SPA description
(information as published 2001)

River Spey – Insh Marshes

image: SPA location map 

 

The Insh Marshes lie either side of the River Spey upstream of Loch Insh in the central Highlands of Scotland. They are over 5 km long and over 1 km wide. Partly due to seasonal flooding, there is a very large area of swamp, fen and carr which together form the largest single unit of poor fen floodplain mire in the UK. It is also one of the most natural systems of its type left in Britain. The SPA lies within the flat valley floor of the River Spey between Newtonmore and Kingussie and includes Loch Insh. It is of importance for a diverse assemblage of waterbirds and raptors in summer (including nesting Osprey Pandion haliaetus), as well as for Icelandic Whooper Swan Cygnus cygnus in winter. 

 


Qualifying species

For individual species accounts visit the Species Accounts section


 

This site qualifies under Article 4.1 of the Directive (79/409/EEC) by supporting populations of European importance of the following species listed on Annex I of the Directive:

 

During the breeding season;
 
Osprey Pandion haliaetus, 4 pairs representing at least 4.0% of the breeding population in Great Britain (Count as at early 1990's)
 
Spotted Crake Porzana porzana, 3 individuals representing at least 6.0% of the breeding population in Great Britain (5 year mean, 1990-1995)
 
Wood Sandpiper Tringa glareola, 2 pairs representing at least 20.0% of the breeding population in Great Britain (5 year mean, 1990-1995)
 
Over winter;
 
Hen Harrier Circus cyaneus, 11 individuals representing at least 1.5% of the wintering population in Great Britain (5 year mean, 1990/1-1994/5)
 
Whooper Swan Cygnus cygnus, 190 individuals representing at least 3.5% of the wintering population in Great Britain (5 year peak mean 1991/2-1995/6)
 
 
This site also qualifies under Article 4.2 of the Directive (79/409/EEC) by supporting populations of European importance of the following migratory species:
 
During the breeding season;
 
Wigeon Anas penelope, 37 pairs representing <0.1% of the breeding Western Siberia/Northwestern/Northeastern Europe population (Mid 1990s)

 


Note:
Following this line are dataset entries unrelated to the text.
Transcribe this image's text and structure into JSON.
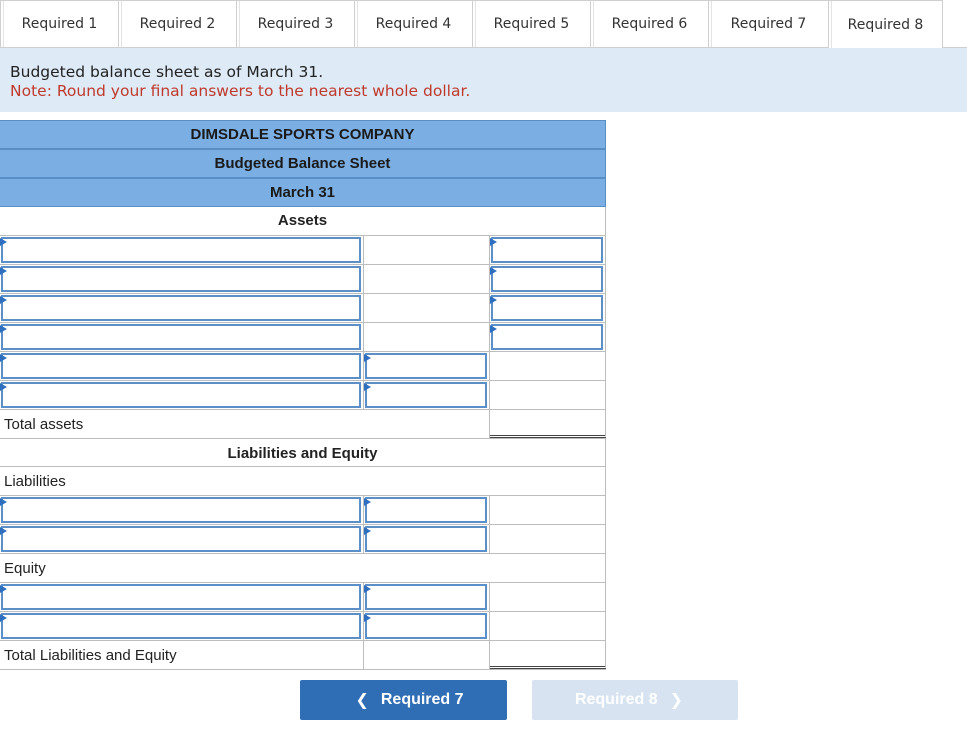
{
  "tabs": [
    {
      "label": "Required 1"
    },
    {
      "label": "Required 2"
    },
    {
      "label": "Required 3"
    },
    {
      "label": "Required 4"
    },
    {
      "label": "Required 5"
    },
    {
      "label": "Required 6"
    },
    {
      "label": "Required 7"
    },
    {
      "label": "Required 8",
      "active": true
    }
  ],
  "banner": {
    "instruction": "Budgeted balance sheet as of March 31.",
    "note": "Note: Round your final answers to the nearest whole dollar."
  },
  "sheet": {
    "company": "DIMSDALE SPORTS COMPANY",
    "title": "Budgeted Balance Sheet",
    "date": "March 31",
    "assets_heading": "Assets",
    "total_assets_label": "Total assets",
    "liab_equity_heading": "Liabilities and Equity",
    "liabilities_label": "Liabilities",
    "equity_label": "Equity",
    "total_le_label": "Total Liabilities and Equity"
  },
  "nav": {
    "prev_label": "Required 7",
    "next_label": "Required 8",
    "prev_icon": "chevron-left-icon",
    "next_icon": "chevron-right-icon"
  },
  "colors": {
    "header_blue": "#7bafe3",
    "banner_bg": "#deebf7",
    "note_red": "#c0392b",
    "input_border": "#5c8fc7",
    "button_blue": "#2f6db5",
    "button_disabled": "#d7e3f1"
  }
}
Many designated sites are on private land: the listing of a site in these pages does not imply any right of public access.
 
Note that sites selected for waterbird species on the basis of their occurrence in the breeding, passage or winter periods also provide legal protection for these species when they occur at other times of the year.